Two MSA slates faced potential infractions, but both were dropped
The two slates were the Turner/Evans slate and the Earl/Schafer slate.
Feb. 16, 2016
Two slates in the MSA special election were almost issued infractions over the weekend, but neither were carried through.
The first infraction was to Sam Turner and Clay Evans. Turner/Evans announced their candidacy on social media on Feb. 3 before the campaigning period began on Feb. 15.
Board of Elections Commissioners Chairwoman Bridget Everson gave them an infraction for campaigning before the starting date.
However, the infraction was later repealed due to an unintentional miscommunication. Turner/Evans campaign manager Madison McMillian reached out to the BEC for clarification on whether the slate could contact organizations before the campaign period to schedule events during the campaign period on Feb. 14.
Under the “Infractions and Penalties” section of the BEC handbook, “campaigning prior to the start of the allowed campaigning period” is listed as one of the possible reasons for an infraction.

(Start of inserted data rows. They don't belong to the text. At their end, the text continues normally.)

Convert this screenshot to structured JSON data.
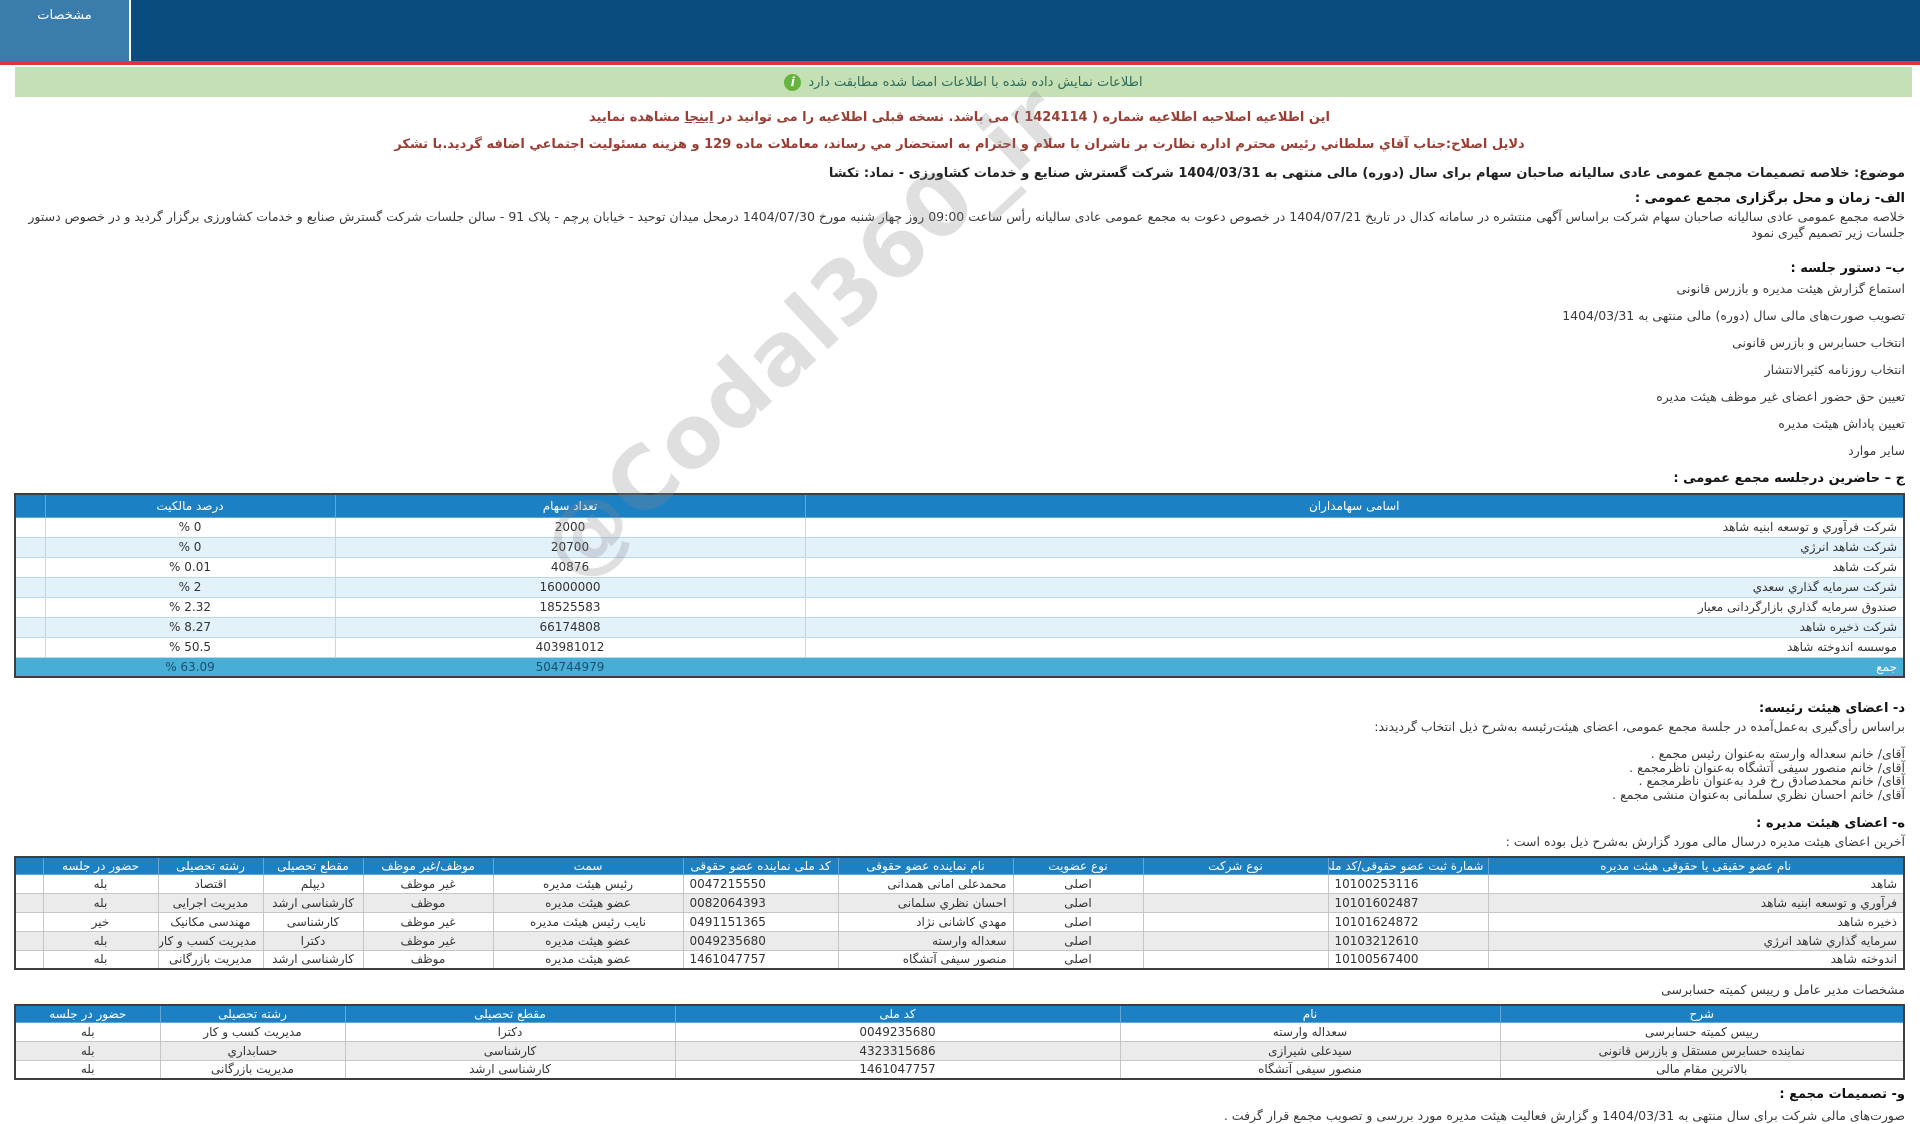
{
  "header": {
    "tab": "مشخصات"
  },
  "alert": {
    "message": "اطلاعات نمایش داده شده با اطلاعات امضا شده مطابقت دارد",
    "icon_glyph": "i"
  },
  "correction": {
    "notice_prefix": "این اطلاعیه اصلاحیه اطلاعیه شماره ( 1424114 ) می باشد. نسخه قبلی اطلاعیه را می توانید در ",
    "notice_link": "اینجا",
    "notice_suffix": " مشاهده نمایید",
    "reason": "دلایل اصلاح:جناب آقاي سلطاني رئیس محترم اداره نظارت بر ناشران با سلام و احترام به استحضار مي رساند، معاملات ماده 129 و هزینه مسئولیت اجتماعي اضافه گردید.با تشکر"
  },
  "subject": "موضوع: خلاصه تصمیمات مجمع عمومی عادی سالیانه صاحبان سهام برای سال (دوره) مالی منتهی به 1404/03/31 شرکت گسترش صنایع و خدمات کشاورزی - نماد: تکشا",
  "section_a": {
    "title": "الف- زمان و محل برگزاری مجمع عمومی :",
    "body": "خلاصه مجمع عمومی عادی سالیانه صاحبان سهام شرکت براساس آگهی منتشره در سامانه کدال در تاریخ 1404/07/21 در خصوص دعوت به مجمع عمومی عادی سالیانه رأس ساعت 09:00 روز چهار شنبه مورخ 1404/07/30 درمحل میدان توحید - خیابان پرچم - پلاک 91 - سالن جلسات شرکت گسترش صنایع و خدمات کشاورزی برگزار گردید و در خصوص دستور جلسات زیر تصمیم گیری نمود"
  },
  "section_b": {
    "title": "ب– دستور جلسه :",
    "items": [
      "استماع گزارش هیئت مدیره و بازرس قانونی",
      "تصویب صورت‌های مالی سال (دوره) مالی منتهی به 1404/03/31",
      "انتخاب حسابرس و بازرس قانونی",
      "انتخاب روزنامه کثیرالانتشار",
      "تعیین حق حضور اعضای غیر موظف هیئت مدیره",
      "تعیین پاداش هیئت مدیره",
      "سایر موارد"
    ]
  },
  "section_c": {
    "title": "ج – حاضرین درجلسه مجمع عمومی :",
    "table": {
      "headers": [
        "اسامی سهامداران",
        "تعداد سهام",
        "درصد مالکیت",
        ""
      ],
      "rows": [
        [
          "شرکت فرآوري و توسعه ابنیه شاهد",
          "2000",
          "% 0",
          ""
        ],
        [
          "شرکت شاهد انرژي",
          "20700",
          "% 0",
          ""
        ],
        [
          "شرکت شاهد",
          "40876",
          "% 0.01",
          ""
        ],
        [
          "شرکت سرمایه گذاري سعدي",
          "16000000",
          "% 2",
          ""
        ],
        [
          "صندوق سرمایه گذاري بازارگردانی معیار",
          "18525583",
          "% 2.32",
          ""
        ],
        [
          "شرکت ذخیره شاهد",
          "66174808",
          "% 8.27",
          ""
        ],
        [
          "موسسه اندوخته شاهد",
          "403981012",
          "% 50.5",
          ""
        ]
      ],
      "total": [
        "جمع",
        "504744979",
        "% 63.09",
        ""
      ]
    }
  },
  "section_d": {
    "title": "د- اعضای هیئت رئیسه:",
    "intro": "براساس رأی‌گیری به‌عمل‌آمده در جلسة مجمع عمومی، اعضای هیئت‌رئیسه به‌شرح ذیل انتخاب گردیدند:",
    "members": [
      "آقای/ خانم سعداله وارسته به‌عنوان رئیس مجمع .",
      "آقای/ خانم منصور سیفی آتشگاه به‌عنوان ناظرمجمع .",
      "آقای/ خانم محمدصادق رخ فرد به‌عنوان ناظرمجمع .",
      "آقای/ خانم احسان نظري سلمانی به‌عنوان منشی مجمع ."
    ]
  },
  "section_e": {
    "title": "ه- اعضای هیئت مدیره :",
    "intro": "آخرین اعضای هیئت مدیره درسال مالی مورد گزارش به‌شرح ذیل بوده است :",
    "table": {
      "headers": [
        "نام عضو حقیقی یا حقوقی هیئت مدیره",
        "شمارة ثبت عضو حقوقی/کد ملی",
        "نوع شرکت",
        "نوع عضویت",
        "نام نماینده عضو حقوقی",
        "کد ملی نماینده عضو حقوقی",
        "سمت",
        "موظف/غیر موظف",
        "مقطع تحصیلی",
        "رشته تحصیلی",
        "حضور در جلسه",
        ""
      ],
      "rows": [
        [
          "شاهد",
          "10100253116",
          "",
          "اصلی",
          "محمدعلی امانی همدانی",
          "0047215550",
          "رئیس هیئت مدیره",
          "غیر موظف",
          "دیپلم",
          "اقتصاد",
          "بله",
          ""
        ],
        [
          "فرآوري و توسعه ابنیه شاهد",
          "10101602487",
          "",
          "اصلی",
          "احسان نظري سلمانی",
          "0082064393",
          "عضو هیئت مدیره",
          "موظف",
          "کارشناسی ارشد",
          "مدیریت اجرایی",
          "بله",
          ""
        ],
        [
          "ذخیره شاهد",
          "10101624872",
          "",
          "اصلی",
          "مهدي کاشانی نژاد",
          "0491151365",
          "نایب رئیس هیئت مدیره",
          "غیر موظف",
          "کارشناسی",
          "مهندسی مکانیک",
          "خیر",
          ""
        ],
        [
          "سرمایه گذاري شاهد انرژي",
          "10103212610",
          "",
          "اصلی",
          "سعداله وارسته",
          "0049235680",
          "عضو هیئت مدیره",
          "غیر موظف",
          "دکترا",
          "مدیریت کسب و کار",
          "بله",
          ""
        ],
        [
          "اندوخته شاهد",
          "10100567400",
          "",
          "اصلی",
          "منصور سیفی آتشگاه",
          "1461047757",
          "عضو هیئت مدیره",
          "موظف",
          "کارشناسی ارشد",
          "مدیریت بازرگانی",
          "بله",
          ""
        ]
      ]
    }
  },
  "ceo_table": {
    "title": "مشخصات مدیر عامل و رییس کمیته حسابرسی",
    "headers": [
      "شرح",
      "نام",
      "کد ملی",
      "مقطع تحصیلی",
      "رشته تحصیلی",
      "حضور در جلسه"
    ],
    "rows": [
      [
        "رییس کمیته حسابرسی",
        "سعداله وارسته",
        "0049235680",
        "دکترا",
        "مدیریت کسب و کار",
        "بله"
      ],
      [
        "نماینده حسابرس مستقل و بازرس قانونی",
        "سیدعلی شیرازی",
        "4323315686",
        "کارشناسی",
        "حسابداري",
        "بله"
      ],
      [
        "بالاترین مقام مالی",
        "منصور سیفی آتشگاه",
        "1461047757",
        "کارشناسی ارشد",
        "مدیریت بازرگانی",
        "بله"
      ]
    ]
  },
  "section_f": {
    "title": "و- تصمیمات مجمع :",
    "body": "صورت‌های مالی شرکت برای سال منتهی به 1404/03/31 و گزارش فعالیت هیئت مدیره مورد بررسی و تصویب مجمع قرار گرفت ."
  },
  "watermark": "@Codal360_ir",
  "colors": {
    "header_navy": "#0a4c7d",
    "tab_blue": "#3a7dad",
    "red_line": "#da3a33",
    "alert_green_bg": "#c6e0b6",
    "maroon": "#9a3e33",
    "table_header_blue": "#1c80c4",
    "total_row_blue": "#49aed6",
    "alt_row_blue": "#e3f1f9"
  }
}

Everson said the slate could not contact organizations before the start date. However, after consulting with her vice chairs, they “agreed that they didn’t see anything wrong with this form of contact.”
Everson emailed the slate 31 minutes later stating that “we have decided that slates are allowed to contact chapters and orgs but are unable to speak with them until campaigning begins.” The email was never delivered due to a server error, Everson said. She found out the next day that they never got the message.
During this time, the Sean Earl and Tori Schafer slate began contacting organizations. Since the Turner/Evans slate was under the impression that they could not, this put them at a disadvantage.
Everson got permission from Chief Justice Landen Smith to revoke Turner/Evans’ infraction to compensate for their disadvantage in their delayed contact with organizations.
Earl/Schafer also were issued an infraction because they posted photos to their Empower MU Instagram account about one week before campaigning started. However, the slate said that their Instagram account was private so no one could see it.
Everson said that since Facebook pages and campaign websites can be set up in advance privately, Instagram will be treated the same way. The infraction was not confirmed.